Summing up, choosing a shorter repayment tenor while applying for a loan against property can get you faster approval. However, there are a few things you need to take into consideration before opting for a short repayment tenor. To start with, how short should your tenor be? Check out how to find the answer.

  1. Assess your monthly budget: First of all, assess your monthly budget and see if there’s space for a new expense? This would be easy if you start with differentiating between the essential and nonessential needs.
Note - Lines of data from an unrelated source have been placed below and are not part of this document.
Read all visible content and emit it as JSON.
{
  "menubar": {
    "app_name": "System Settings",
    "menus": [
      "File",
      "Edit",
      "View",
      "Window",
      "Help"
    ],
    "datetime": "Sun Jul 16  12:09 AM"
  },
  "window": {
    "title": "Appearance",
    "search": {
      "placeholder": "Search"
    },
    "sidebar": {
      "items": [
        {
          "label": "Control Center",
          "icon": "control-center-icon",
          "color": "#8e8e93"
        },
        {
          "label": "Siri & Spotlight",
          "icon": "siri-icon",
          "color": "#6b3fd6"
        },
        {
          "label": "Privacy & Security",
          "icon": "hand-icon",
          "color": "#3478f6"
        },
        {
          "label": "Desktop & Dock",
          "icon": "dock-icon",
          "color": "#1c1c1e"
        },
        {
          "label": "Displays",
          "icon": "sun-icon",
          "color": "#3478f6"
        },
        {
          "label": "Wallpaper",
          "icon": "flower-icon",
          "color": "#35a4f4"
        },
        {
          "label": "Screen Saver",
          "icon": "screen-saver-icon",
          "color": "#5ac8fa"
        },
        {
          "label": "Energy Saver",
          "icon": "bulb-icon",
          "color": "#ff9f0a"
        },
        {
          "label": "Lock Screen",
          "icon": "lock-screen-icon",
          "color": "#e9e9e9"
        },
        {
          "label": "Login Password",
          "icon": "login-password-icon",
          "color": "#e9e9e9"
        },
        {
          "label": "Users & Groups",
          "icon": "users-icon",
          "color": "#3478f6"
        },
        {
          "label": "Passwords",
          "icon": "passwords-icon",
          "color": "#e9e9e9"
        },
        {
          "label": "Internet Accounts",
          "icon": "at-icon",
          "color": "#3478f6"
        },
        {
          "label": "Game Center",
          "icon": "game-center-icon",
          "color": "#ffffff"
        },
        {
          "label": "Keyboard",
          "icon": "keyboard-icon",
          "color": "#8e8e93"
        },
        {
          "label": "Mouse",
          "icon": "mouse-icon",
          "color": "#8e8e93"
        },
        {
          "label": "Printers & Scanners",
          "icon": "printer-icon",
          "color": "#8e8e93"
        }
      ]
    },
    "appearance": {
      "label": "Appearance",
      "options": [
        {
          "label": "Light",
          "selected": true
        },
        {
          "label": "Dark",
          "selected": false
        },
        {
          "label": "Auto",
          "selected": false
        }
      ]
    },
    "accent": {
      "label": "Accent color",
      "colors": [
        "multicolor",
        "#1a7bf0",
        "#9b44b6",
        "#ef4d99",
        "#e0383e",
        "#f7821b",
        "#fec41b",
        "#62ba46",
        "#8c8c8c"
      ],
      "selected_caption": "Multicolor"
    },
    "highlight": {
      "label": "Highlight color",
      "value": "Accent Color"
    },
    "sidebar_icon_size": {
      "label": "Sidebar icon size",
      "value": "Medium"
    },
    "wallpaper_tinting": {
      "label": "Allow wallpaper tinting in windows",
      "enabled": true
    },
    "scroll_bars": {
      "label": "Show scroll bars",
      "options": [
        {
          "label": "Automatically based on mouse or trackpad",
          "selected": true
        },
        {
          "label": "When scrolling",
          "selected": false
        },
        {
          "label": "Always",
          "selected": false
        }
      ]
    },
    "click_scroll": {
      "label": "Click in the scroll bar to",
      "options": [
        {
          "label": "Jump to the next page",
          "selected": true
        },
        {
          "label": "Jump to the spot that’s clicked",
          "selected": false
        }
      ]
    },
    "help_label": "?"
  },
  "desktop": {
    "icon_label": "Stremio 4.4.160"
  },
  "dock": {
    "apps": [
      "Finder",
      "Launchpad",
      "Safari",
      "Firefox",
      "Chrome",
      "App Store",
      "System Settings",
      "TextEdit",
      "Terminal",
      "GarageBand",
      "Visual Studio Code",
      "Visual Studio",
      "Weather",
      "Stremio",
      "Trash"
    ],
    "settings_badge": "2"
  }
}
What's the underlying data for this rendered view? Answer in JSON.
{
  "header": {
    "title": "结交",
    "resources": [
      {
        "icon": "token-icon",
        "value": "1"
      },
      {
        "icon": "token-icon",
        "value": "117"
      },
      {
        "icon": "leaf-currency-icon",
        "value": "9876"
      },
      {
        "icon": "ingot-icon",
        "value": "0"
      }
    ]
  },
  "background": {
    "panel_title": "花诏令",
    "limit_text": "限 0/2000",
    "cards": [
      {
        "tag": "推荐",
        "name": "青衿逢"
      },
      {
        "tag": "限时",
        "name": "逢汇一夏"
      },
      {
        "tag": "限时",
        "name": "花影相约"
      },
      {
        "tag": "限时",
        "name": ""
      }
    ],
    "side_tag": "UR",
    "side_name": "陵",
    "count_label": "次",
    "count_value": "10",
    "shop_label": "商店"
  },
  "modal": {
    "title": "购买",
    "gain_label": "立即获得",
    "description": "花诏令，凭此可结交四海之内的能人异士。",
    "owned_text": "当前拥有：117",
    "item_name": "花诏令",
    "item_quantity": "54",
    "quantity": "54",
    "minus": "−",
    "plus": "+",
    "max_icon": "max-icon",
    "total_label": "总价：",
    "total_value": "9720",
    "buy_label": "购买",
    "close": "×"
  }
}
  2. Gauge your repayment capacity: When you are done with monthly budget assessment, you’ll have an exact idea on how much can you save every month from your salary. Now, from the amount you are able to save, put aside a considerable percentage for investment and emergency purposes. In the end, what you are left with is your repayment capacity. Make sure your loan EMI isn’t even a single penny more than the derived repayment capacity.

  3. Use EMI calculator: Talking about the time, you know how much can you afford to pay the EMI. Therefore, you can use the loan against property EMI calculator or the EMI formula to find out the time/ tenor of the loan.